▸ **Task to carry out**
Would you please copy every line from the records that contains the word "Hurry"?

(Data items)
#####

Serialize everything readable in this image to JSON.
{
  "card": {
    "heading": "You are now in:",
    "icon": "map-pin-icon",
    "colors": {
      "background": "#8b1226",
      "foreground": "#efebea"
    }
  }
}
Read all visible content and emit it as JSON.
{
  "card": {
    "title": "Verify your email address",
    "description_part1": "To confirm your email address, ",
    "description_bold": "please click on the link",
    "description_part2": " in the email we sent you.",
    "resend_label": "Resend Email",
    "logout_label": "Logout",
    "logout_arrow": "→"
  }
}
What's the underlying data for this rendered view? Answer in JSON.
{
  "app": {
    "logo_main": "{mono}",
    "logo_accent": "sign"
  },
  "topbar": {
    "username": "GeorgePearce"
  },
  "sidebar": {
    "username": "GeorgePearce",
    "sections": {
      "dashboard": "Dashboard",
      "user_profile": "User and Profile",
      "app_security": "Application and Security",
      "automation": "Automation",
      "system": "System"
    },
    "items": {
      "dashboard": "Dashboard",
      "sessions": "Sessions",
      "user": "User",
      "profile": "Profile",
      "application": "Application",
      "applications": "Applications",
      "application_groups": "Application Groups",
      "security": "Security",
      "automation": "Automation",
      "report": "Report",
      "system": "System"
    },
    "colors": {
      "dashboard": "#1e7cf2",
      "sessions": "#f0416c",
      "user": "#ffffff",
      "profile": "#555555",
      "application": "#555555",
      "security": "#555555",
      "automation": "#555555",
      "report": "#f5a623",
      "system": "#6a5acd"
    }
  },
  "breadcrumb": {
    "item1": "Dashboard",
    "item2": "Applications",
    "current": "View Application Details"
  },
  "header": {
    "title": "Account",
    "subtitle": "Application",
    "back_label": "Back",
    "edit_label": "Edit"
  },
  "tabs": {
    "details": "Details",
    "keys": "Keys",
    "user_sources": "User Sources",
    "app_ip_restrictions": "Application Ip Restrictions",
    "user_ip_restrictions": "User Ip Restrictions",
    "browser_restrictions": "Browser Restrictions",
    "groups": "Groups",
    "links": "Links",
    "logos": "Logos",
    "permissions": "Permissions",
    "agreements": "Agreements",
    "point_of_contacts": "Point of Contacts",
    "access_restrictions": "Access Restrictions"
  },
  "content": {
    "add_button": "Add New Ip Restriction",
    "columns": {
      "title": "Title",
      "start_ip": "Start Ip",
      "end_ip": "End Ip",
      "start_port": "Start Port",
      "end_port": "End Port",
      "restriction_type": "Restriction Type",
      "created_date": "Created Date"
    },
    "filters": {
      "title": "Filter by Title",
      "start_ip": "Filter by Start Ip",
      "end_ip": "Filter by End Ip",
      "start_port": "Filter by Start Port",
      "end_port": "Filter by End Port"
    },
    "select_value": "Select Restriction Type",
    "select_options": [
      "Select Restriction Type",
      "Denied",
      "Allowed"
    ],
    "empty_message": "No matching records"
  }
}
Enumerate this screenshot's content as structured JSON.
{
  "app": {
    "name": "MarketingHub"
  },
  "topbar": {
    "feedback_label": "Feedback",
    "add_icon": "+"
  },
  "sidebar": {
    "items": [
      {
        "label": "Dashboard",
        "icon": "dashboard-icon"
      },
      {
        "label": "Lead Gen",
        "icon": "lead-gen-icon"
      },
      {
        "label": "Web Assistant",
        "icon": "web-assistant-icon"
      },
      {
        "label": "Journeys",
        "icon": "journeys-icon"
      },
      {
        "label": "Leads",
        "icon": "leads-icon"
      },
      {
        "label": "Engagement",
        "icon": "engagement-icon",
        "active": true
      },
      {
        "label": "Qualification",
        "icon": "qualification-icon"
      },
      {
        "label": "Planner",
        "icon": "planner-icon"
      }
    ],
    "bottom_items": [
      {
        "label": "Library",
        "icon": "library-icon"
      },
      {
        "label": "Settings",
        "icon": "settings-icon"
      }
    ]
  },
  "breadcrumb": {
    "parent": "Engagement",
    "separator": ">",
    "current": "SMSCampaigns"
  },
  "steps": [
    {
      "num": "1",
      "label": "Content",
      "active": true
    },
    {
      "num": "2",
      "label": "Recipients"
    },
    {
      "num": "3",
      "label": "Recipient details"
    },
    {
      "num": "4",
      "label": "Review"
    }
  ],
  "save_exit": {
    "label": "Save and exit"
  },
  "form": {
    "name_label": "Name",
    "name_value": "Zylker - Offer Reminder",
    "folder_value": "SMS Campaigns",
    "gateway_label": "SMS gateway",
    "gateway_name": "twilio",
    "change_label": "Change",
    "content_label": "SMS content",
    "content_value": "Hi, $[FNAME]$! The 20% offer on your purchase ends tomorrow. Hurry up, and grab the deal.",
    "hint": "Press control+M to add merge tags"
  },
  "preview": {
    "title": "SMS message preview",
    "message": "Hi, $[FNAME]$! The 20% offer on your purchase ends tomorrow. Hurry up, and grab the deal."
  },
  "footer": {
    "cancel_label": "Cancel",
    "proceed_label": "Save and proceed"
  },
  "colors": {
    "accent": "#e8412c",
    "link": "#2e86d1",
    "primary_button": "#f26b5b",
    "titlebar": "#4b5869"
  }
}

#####

▸ **Problem solution**
    "content_value": "Hi, $[FNAME]$! The 20% offer on your purchase ends tomorrow. Hurry up, and grab the deal.",
    "message": "Hi, $[FNAME]$! The 20% offer on your purchase ends tomorrow. Hurry up, and grab the deal."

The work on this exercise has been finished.